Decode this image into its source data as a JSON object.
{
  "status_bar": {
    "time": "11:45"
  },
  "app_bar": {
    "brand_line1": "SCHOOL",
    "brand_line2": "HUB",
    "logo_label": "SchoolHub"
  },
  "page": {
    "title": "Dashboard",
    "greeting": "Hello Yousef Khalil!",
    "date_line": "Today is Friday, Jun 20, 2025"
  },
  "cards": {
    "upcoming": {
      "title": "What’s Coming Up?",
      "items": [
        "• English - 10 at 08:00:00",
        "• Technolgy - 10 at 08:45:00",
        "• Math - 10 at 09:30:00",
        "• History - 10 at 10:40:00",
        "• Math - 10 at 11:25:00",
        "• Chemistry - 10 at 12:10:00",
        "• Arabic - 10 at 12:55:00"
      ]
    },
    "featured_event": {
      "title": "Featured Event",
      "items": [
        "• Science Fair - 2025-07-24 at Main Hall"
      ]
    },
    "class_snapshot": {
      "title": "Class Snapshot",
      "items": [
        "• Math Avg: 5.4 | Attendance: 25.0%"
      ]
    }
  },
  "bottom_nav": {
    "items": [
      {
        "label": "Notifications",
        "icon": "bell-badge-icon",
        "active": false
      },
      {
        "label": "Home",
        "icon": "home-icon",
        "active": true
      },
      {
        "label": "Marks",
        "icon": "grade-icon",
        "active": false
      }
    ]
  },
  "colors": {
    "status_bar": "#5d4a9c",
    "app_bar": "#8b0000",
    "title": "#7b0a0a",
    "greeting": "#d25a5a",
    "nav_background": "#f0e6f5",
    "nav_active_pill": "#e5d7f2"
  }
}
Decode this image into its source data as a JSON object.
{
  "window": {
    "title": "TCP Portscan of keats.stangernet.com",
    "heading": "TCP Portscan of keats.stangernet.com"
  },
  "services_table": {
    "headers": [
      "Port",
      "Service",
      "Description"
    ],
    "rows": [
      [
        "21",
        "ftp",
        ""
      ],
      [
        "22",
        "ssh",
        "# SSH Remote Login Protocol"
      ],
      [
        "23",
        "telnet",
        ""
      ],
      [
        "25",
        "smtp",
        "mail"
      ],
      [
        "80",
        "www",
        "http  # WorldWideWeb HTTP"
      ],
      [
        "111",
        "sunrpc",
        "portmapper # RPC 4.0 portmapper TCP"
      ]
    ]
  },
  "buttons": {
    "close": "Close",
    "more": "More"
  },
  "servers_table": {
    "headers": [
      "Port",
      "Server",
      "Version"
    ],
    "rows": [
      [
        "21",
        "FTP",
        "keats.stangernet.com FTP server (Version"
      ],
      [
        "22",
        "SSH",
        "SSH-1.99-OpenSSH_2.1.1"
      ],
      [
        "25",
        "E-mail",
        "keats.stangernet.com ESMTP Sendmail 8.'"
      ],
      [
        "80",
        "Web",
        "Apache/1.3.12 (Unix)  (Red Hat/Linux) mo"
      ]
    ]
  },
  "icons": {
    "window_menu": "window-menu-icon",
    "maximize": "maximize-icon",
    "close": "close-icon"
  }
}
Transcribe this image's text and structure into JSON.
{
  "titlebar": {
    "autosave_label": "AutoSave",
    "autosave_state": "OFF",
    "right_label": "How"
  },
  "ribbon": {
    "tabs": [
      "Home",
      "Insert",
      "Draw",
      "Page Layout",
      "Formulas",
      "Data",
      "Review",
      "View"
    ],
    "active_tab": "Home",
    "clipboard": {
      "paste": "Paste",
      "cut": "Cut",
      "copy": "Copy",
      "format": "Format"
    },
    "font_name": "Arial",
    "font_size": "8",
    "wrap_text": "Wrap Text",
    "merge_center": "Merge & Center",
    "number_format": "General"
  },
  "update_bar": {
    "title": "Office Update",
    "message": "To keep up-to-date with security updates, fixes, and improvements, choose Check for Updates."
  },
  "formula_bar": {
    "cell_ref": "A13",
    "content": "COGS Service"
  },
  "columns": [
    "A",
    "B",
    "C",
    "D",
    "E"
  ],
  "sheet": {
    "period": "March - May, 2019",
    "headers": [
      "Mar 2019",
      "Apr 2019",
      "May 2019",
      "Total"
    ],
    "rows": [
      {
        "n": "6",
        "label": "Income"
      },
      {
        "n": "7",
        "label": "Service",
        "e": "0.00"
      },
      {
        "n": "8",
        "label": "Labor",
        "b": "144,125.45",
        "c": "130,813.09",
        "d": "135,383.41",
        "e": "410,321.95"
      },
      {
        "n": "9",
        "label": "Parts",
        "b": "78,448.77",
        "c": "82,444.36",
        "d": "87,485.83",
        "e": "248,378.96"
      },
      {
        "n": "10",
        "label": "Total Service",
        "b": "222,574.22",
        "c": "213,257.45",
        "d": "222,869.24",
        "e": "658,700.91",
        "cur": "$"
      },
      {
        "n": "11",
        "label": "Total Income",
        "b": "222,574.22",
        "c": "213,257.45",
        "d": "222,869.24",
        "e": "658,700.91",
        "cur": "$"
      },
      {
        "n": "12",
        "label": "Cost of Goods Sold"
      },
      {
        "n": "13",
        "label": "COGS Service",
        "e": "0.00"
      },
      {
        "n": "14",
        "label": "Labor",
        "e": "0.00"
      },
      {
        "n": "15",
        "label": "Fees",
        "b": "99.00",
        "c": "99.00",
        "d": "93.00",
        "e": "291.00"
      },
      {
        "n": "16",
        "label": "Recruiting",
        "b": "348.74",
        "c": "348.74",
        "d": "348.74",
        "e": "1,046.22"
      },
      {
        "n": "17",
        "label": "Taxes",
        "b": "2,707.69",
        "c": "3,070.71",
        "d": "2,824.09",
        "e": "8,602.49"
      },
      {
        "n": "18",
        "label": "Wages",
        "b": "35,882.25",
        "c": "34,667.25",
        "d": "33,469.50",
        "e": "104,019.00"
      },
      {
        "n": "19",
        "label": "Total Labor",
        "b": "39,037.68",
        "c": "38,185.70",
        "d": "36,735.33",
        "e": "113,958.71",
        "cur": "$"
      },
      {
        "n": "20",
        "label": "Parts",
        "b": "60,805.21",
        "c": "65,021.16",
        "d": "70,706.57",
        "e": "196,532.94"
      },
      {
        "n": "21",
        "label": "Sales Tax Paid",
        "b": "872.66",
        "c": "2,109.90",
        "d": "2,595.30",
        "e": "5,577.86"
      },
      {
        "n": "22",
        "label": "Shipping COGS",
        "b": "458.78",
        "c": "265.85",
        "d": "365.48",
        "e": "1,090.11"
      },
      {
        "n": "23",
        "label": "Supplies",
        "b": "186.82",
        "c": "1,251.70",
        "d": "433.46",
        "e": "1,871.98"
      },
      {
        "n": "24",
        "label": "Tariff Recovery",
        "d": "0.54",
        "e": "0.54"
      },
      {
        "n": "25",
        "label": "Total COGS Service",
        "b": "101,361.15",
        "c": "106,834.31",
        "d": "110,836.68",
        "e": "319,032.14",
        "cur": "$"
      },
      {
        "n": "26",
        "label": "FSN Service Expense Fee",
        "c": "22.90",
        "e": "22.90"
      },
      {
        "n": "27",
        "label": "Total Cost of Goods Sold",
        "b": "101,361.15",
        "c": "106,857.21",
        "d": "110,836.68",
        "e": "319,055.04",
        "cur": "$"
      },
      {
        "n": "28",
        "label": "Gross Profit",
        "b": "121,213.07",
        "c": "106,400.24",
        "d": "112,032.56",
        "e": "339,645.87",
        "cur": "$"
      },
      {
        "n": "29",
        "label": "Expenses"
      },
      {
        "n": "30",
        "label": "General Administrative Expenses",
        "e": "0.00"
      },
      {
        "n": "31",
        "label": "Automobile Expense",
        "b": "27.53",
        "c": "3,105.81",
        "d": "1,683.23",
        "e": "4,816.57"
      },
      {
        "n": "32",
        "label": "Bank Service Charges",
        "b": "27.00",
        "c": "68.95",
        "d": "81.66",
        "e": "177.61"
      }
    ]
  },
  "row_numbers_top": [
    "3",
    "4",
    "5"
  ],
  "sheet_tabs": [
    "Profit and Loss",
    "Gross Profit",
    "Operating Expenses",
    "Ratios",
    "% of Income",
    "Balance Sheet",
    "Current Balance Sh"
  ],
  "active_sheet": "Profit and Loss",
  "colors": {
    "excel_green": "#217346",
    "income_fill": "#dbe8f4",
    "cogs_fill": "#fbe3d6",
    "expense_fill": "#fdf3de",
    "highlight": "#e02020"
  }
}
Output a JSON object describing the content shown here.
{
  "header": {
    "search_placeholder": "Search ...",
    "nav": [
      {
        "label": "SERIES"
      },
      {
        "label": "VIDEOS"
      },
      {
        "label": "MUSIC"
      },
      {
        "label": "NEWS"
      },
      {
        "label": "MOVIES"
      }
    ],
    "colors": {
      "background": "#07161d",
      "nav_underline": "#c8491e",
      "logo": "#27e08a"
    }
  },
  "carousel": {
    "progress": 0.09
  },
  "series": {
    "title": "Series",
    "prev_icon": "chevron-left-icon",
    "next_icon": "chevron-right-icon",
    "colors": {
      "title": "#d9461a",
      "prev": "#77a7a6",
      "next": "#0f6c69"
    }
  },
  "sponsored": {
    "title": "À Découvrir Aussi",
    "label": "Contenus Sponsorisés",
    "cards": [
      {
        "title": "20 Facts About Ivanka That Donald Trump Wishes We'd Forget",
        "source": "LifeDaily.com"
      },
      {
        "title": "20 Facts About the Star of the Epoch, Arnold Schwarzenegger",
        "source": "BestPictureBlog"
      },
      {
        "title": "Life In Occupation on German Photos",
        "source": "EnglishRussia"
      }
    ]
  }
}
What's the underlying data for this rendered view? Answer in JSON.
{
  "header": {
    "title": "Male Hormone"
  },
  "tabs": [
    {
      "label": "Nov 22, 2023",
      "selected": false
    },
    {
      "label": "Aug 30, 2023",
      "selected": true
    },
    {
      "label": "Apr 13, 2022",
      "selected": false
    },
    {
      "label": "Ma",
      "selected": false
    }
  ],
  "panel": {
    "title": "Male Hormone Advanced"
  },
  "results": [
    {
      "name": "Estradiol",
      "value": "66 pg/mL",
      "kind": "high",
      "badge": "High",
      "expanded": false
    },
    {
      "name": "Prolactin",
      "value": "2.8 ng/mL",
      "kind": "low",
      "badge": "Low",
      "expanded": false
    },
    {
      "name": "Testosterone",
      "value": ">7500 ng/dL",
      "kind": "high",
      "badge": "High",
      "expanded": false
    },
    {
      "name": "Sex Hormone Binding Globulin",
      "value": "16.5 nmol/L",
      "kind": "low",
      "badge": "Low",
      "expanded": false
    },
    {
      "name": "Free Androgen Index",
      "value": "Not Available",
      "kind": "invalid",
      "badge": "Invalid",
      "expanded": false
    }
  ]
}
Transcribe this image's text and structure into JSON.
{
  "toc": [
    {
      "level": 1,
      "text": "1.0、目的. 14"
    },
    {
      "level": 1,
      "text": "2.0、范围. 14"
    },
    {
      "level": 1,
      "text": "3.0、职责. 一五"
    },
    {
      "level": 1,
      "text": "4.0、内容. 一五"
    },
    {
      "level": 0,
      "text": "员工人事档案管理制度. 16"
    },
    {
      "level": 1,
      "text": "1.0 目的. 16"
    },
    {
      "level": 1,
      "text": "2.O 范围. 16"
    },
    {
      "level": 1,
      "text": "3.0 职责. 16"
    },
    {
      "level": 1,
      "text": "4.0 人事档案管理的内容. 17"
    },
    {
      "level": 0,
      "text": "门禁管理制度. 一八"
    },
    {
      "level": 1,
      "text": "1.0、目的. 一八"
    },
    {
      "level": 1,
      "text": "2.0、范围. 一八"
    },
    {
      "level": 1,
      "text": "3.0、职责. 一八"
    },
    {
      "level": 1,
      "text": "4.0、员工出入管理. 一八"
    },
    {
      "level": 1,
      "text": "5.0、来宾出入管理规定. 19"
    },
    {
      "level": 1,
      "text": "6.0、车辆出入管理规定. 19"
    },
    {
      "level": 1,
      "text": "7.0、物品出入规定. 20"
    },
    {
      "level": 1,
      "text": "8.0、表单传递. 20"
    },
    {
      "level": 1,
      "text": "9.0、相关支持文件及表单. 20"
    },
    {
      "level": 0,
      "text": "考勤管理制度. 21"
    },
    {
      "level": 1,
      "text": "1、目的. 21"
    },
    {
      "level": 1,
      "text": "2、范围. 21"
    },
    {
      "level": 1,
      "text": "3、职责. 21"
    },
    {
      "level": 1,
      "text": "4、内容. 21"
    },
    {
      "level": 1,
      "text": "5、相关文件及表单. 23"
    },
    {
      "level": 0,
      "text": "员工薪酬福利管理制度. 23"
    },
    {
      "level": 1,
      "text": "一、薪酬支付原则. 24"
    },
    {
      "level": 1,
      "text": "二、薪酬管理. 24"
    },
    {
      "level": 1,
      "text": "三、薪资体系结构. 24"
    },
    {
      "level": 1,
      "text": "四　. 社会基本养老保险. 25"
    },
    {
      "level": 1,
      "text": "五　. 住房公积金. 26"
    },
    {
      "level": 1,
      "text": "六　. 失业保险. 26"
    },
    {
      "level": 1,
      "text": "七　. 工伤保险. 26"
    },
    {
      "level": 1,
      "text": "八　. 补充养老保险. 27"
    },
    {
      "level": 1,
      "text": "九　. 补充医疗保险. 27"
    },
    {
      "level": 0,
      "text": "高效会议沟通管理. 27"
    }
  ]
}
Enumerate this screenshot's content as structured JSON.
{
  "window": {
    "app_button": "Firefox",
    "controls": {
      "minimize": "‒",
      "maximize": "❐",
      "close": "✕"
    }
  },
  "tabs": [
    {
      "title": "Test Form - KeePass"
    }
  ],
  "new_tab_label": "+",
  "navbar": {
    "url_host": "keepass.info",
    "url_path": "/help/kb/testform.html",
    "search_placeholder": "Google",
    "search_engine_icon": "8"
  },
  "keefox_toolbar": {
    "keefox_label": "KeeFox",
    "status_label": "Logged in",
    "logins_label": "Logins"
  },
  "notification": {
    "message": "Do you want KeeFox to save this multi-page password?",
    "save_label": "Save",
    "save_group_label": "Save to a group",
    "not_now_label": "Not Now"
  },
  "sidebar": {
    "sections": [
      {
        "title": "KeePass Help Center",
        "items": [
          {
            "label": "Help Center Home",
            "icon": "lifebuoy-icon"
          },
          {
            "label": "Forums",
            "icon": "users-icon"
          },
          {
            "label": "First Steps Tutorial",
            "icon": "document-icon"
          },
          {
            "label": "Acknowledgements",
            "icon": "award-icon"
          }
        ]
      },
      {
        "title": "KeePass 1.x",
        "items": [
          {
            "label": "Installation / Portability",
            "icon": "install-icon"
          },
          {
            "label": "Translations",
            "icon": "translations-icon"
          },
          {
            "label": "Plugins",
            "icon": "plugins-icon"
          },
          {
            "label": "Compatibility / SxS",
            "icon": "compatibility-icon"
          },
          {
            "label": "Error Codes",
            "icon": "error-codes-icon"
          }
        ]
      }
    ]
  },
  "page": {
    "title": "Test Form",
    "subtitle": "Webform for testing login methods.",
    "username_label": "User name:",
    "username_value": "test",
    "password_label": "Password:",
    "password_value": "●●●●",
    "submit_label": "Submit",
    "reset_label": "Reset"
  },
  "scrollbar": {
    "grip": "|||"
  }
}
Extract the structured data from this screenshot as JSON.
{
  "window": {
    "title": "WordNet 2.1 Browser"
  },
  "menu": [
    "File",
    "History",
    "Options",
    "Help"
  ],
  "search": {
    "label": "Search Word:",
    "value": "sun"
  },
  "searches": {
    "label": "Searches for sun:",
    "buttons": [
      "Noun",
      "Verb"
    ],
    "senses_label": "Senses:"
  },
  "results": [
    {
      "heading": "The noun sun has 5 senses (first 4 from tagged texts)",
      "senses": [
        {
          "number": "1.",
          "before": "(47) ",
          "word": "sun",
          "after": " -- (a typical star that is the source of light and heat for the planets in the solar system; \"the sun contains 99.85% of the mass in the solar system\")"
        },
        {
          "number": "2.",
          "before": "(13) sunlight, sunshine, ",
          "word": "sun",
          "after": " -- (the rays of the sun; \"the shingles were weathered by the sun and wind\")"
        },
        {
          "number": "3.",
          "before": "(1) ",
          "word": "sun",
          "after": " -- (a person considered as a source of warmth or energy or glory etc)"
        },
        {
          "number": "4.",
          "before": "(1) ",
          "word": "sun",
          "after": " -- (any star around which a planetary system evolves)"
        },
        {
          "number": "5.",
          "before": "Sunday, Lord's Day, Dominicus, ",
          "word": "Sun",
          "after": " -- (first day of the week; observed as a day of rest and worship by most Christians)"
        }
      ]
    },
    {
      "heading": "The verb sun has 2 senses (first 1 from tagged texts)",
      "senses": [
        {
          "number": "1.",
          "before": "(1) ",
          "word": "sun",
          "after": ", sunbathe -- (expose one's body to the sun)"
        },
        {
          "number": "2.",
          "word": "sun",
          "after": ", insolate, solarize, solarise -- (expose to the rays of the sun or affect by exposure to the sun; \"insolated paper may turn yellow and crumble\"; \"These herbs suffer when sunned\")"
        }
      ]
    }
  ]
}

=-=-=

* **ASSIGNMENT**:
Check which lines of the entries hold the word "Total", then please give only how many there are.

* **ANSWER FOR THE TASK**:
6